## [Saved entries]
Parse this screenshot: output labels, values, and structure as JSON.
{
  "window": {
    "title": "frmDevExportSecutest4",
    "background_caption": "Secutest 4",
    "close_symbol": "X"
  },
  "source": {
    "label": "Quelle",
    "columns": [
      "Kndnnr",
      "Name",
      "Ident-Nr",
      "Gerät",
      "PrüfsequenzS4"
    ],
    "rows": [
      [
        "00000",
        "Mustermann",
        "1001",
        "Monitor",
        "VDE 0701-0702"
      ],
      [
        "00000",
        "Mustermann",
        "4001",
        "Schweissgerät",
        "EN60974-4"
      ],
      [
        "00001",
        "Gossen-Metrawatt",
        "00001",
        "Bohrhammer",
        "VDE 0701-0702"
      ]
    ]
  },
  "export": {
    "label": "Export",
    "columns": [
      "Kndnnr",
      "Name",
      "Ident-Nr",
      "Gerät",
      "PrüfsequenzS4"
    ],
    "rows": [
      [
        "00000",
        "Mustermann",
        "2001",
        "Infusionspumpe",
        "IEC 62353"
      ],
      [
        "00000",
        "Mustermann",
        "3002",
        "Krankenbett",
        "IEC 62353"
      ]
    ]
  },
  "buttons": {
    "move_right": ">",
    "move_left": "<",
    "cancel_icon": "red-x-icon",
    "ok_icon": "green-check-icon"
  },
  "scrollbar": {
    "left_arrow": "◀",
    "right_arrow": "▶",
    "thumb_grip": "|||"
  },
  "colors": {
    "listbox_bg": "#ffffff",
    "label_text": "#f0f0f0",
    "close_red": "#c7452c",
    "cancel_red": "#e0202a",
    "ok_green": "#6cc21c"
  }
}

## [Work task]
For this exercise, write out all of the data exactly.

## [Solution for this exercise]
Parse this screenshot: output labels, values, and structure as JSON.
{
  "window": {
    "title": "frmDevExportSecutest4",
    "background_caption": "Secutest 4",
    "close_symbol": "X"
  },
  "source": {
    "label": "Quelle",
    "columns": [
      "Kndnnr",
      "Name",
      "Ident-Nr",
      "Gerät",
      "PrüfsequenzS4"
    ],
    "rows": [
      [
        "00000",
        "Mustermann",
        "1001",
        "Monitor",
        "VDE 0701-0702"
      ],
      [
        "00000",
        "Mustermann",
        "4001",
        "Schweissgerät",
        "EN60974-4"
      ],
      [
        "00001",
        "Gossen-Metrawatt",
        "00001",
        "Bohrhammer",
        "VDE 0701-0702"
      ]
    ]
  },
  "export": {
    "label": "Export",
    "columns": [
      "Kndnnr",
      "Name",
      "Ident-Nr",
      "Gerät",
      "PrüfsequenzS4"
    ],
    "rows": [
      [
        "00000",
        "Mustermann",
        "2001",
        "Infusionspumpe",
        "IEC 62353"
      ],
      [
        "00000",
        "Mustermann",
        "3002",
        "Krankenbett",
        "IEC 62353"
      ]
    ]
  },
  "buttons": {
    "move_right": ">",
    "move_left": "<",
    "cancel_icon": "red-x-icon",
    "ok_icon": "green-check-icon"
  },
  "scrollbar": {
    "left_arrow": "◀",
    "right_arrow": "▶",
    "thumb_grip": "|||"
  },
  "colors": {
    "listbox_bg": "#ffffff",
    "label_text": "#f0f0f0",
    "close_red": "#c7452c",
    "cancel_red": "#e0202a",
    "ok_green": "#6cc21c"
  }
}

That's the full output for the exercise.